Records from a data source
>>
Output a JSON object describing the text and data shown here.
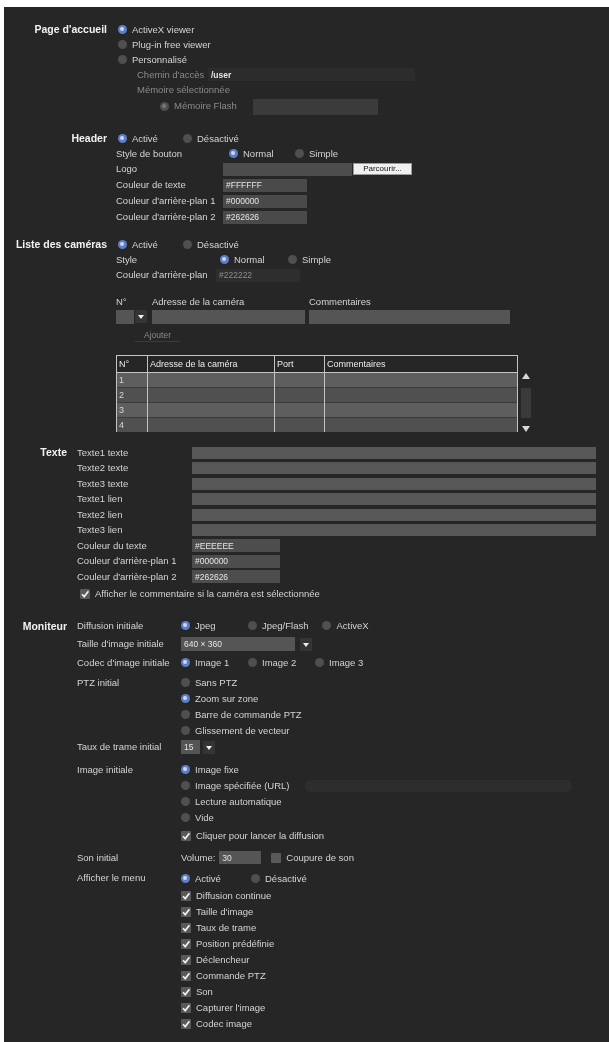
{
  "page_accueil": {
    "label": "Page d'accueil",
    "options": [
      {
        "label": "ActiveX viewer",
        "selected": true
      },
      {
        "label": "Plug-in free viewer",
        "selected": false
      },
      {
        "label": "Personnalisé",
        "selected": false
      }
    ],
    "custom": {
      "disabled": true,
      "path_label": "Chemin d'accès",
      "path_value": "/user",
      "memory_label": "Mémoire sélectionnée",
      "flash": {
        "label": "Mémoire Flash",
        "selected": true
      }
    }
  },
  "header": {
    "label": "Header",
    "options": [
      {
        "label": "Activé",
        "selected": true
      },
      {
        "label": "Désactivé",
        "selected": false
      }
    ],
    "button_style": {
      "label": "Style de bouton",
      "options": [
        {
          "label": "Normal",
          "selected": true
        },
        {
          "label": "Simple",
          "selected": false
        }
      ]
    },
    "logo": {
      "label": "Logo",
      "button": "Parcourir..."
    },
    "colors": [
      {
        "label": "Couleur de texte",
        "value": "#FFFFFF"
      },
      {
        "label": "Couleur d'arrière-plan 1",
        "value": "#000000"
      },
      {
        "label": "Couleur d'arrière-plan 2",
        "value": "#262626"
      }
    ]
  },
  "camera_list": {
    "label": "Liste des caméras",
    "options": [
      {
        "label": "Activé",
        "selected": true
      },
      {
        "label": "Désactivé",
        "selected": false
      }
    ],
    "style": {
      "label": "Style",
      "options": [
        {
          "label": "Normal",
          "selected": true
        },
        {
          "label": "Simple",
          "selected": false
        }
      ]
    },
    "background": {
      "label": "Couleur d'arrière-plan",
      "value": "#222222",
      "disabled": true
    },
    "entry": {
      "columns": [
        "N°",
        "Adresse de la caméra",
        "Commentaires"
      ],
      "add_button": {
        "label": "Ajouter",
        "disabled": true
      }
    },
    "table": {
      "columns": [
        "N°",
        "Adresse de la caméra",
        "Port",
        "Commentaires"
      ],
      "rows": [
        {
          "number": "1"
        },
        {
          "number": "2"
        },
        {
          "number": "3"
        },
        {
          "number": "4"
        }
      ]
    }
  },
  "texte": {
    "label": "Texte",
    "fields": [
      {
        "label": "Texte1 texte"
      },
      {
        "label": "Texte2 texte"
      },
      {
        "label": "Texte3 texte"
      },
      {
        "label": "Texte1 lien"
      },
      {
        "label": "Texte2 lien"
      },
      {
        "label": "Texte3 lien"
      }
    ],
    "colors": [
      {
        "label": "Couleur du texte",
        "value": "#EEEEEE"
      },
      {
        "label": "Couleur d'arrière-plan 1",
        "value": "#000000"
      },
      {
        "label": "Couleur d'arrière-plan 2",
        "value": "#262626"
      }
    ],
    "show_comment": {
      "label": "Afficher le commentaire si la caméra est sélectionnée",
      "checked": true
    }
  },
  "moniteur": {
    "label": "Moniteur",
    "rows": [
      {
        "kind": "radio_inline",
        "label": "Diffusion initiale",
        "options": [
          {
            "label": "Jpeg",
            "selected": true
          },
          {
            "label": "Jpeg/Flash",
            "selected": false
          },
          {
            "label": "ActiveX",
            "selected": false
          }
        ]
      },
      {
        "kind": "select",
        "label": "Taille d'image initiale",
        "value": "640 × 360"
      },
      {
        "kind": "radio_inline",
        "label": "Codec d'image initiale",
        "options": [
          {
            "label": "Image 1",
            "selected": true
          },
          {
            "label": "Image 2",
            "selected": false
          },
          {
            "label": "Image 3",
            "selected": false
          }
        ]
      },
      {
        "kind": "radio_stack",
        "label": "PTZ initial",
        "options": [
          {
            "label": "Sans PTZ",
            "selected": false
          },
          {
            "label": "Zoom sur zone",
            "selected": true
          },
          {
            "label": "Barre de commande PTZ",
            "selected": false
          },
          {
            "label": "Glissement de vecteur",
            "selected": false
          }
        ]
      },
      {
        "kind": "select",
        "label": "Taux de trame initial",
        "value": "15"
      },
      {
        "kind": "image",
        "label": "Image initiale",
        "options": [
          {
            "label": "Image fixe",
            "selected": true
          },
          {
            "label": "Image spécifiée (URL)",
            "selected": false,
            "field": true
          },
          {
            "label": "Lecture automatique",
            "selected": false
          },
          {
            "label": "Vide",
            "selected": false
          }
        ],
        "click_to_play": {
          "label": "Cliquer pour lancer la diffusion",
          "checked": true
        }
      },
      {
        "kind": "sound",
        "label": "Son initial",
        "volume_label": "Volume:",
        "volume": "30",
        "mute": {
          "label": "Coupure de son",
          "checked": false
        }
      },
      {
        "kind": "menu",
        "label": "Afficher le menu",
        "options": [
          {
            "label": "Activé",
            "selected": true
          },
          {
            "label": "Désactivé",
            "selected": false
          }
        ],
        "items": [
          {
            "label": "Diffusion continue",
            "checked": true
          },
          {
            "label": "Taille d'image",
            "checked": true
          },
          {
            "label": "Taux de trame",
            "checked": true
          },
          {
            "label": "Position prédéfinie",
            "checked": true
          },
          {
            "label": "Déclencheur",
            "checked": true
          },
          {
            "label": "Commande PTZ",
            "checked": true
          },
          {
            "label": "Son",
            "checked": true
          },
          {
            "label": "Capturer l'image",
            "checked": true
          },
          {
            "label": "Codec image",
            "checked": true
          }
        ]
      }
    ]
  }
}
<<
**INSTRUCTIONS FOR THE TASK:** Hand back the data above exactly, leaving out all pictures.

**ANSWER TO THE EXERCISE:**
Output a JSON object describing the text and data shown here.
{
  "page_accueil": {
    "label": "Page d'accueil",
    "options": [
      {
        "label": "ActiveX viewer",
        "selected": true
      },
      {
        "label": "Plug-in free viewer",
        "selected": false
      },
      {
        "label": "Personnalisé",
        "selected": false
      }
    ],
    "custom": {
      "disabled": true,
      "path_label": "Chemin d'accès",
      "path_value": "/user",
      "memory_label": "Mémoire sélectionnée",
      "flash": {
        "label": "Mémoire Flash",
        "selected": true
      }
    }
  },
  "header": {
    "label": "Header",
    "options": [
      {
        "label": "Activé",
        "selected": true
      },
      {
        "label": "Désactivé",
        "selected": false
      }
    ],
    "button_style": {
      "label": "Style de bouton",
      "options": [
        {
          "label": "Normal",
          "selected": true
        },
        {
          "label": "Simple",
          "selected": false
        }
      ]
    },
    "logo": {
      "label": "Logo",
      "button": "Parcourir..."
    },
    "colors": [
      {
        "label": "Couleur de texte",
        "value": "#FFFFFF"
      },
      {
        "label": "Couleur d'arrière-plan 1",
        "value": "#000000"
      },
      {
        "label": "Couleur d'arrière-plan 2",
        "value": "#262626"
      }
    ]
  },
  "camera_list": {
    "label": "Liste des caméras",
    "options": [
      {
        "label": "Activé",
        "selected": true
      },
      {
        "label": "Désactivé",
        "selected": false
      }
    ],
    "style": {
      "label": "Style",
      "options": [
        {
          "label": "Normal",
          "selected": true
        },
        {
          "label": "Simple",
          "selected": false
        }
      ]
    },
    "background": {
      "label": "Couleur d'arrière-plan",
      "value": "#222222",
      "disabled": true
    },
    "entry": {
      "columns": [
        "N°",
        "Adresse de la caméra",
        "Commentaires"
      ],
      "add_button": {
        "label": "Ajouter",
        "disabled": true
      }
    },
    "table": {
      "columns": [
        "N°",
        "Adresse de la caméra",
        "Port",
        "Commentaires"
      ],
      "rows": [
        {
          "number": "1"
        },
        {
          "number": "2"
        },
        {
          "number": "3"
        },
        {
          "number": "4"
        }
      ]
    }
  },
  "texte": {
    "label": "Texte",
    "fields": [
      {
        "label": "Texte1 texte"
      },
      {
        "label": "Texte2 texte"
      },
      {
        "label": "Texte3 texte"
      },
      {
        "label": "Texte1 lien"
      },
      {
        "label": "Texte2 lien"
      },
      {
        "label": "Texte3 lien"
      }
    ],
    "colors": [
      {
        "label": "Couleur du texte",
        "value": "#EEEEEE"
      },
      {
        "label": "Couleur d'arrière-plan 1",
        "value": "#000000"
      },
      {
        "label": "Couleur d'arrière-plan 2",
        "value": "#262626"
      }
    ],
    "show_comment": {
      "label": "Afficher le commentaire si la caméra est sélectionnée",
      "checked": true
    }
  },
  "moniteur": {
    "label": "Moniteur",
    "rows": [
      {
        "kind": "radio_inline",
        "label": "Diffusion initiale",
        "options": [
          {
            "label": "Jpeg",
            "selected": true
          },
          {
            "label": "Jpeg/Flash",
            "selected": false
          },
          {
            "label": "ActiveX",
            "selected": false
          }
        ]
      },
      {
        "kind": "select",
        "label": "Taille d'image initiale",
        "value": "640 × 360"
      },
      {
        "kind": "radio_inline",
        "label": "Codec d'image initiale",
        "options": [
          {
            "label": "Image 1",
            "selected": true
          },
          {
            "label": "Image 2",
            "selected": false
          },
          {
            "label": "Image 3",
            "selected": false
          }
        ]
      },
      {
        "kind": "radio_stack",
        "label": "PTZ initial",
        "options": [
          {
            "label": "Sans PTZ",
            "selected": false
          },
          {
            "label": "Zoom sur zone",
            "selected": true
          },
          {
            "label": "Barre de commande PTZ",
            "selected": false
          },
          {
            "label": "Glissement de vecteur",
            "selected": false
          }
        ]
      },
      {
        "kind": "select",
        "label": "Taux de trame initial",
        "value": "15"
      },
      {
        "kind": "image",
        "label": "Image initiale",
        "options": [
          {
            "label": "Image fixe",
            "selected": true
          },
          {
            "label": "Image spécifiée (URL)",
            "selected": false,
            "field": true
          },
          {
            "label": "Lecture automatique",
            "selected": false
          },
          {
            "label": "Vide",
            "selected": false
          }
        ],
        "click_to_play": {
          "label": "Cliquer pour lancer la diffusion",
          "checked": true
        }
      },
      {
        "kind": "sound",
        "label": "Son initial",
        "volume_label": "Volume:",
        "volume": "30",
        "mute": {
          "label": "Coupure de son",
          "checked": false
        }
      },
      {
        "kind": "menu",
        "label": "Afficher le menu",
        "options": [
          {
            "label": "Activé",
            "selected": true
          },
          {
            "label": "Désactivé",
            "selected": false
          }
        ],
        "items": [
          {
            "label": "Diffusion continue",
            "checked": true
          },
          {
            "label": "Taille d'image",
            "checked": true
          },
          {
            "label": "Taux de trame",
            "checked": true
          },
          {
            "label": "Position prédéfinie",
            "checked": true
          },
          {
            "label": "Déclencheur",
            "checked": true
          },
          {
            "label": "Commande PTZ",
            "checked": true
          },
          {
            "label": "Son",
            "checked": true
          },
          {
            "label": "Capturer l'image",
            "checked": true
          },
          {
            "label": "Codec image",
            "checked": true
          }
        ]
      }
    ]
  }
}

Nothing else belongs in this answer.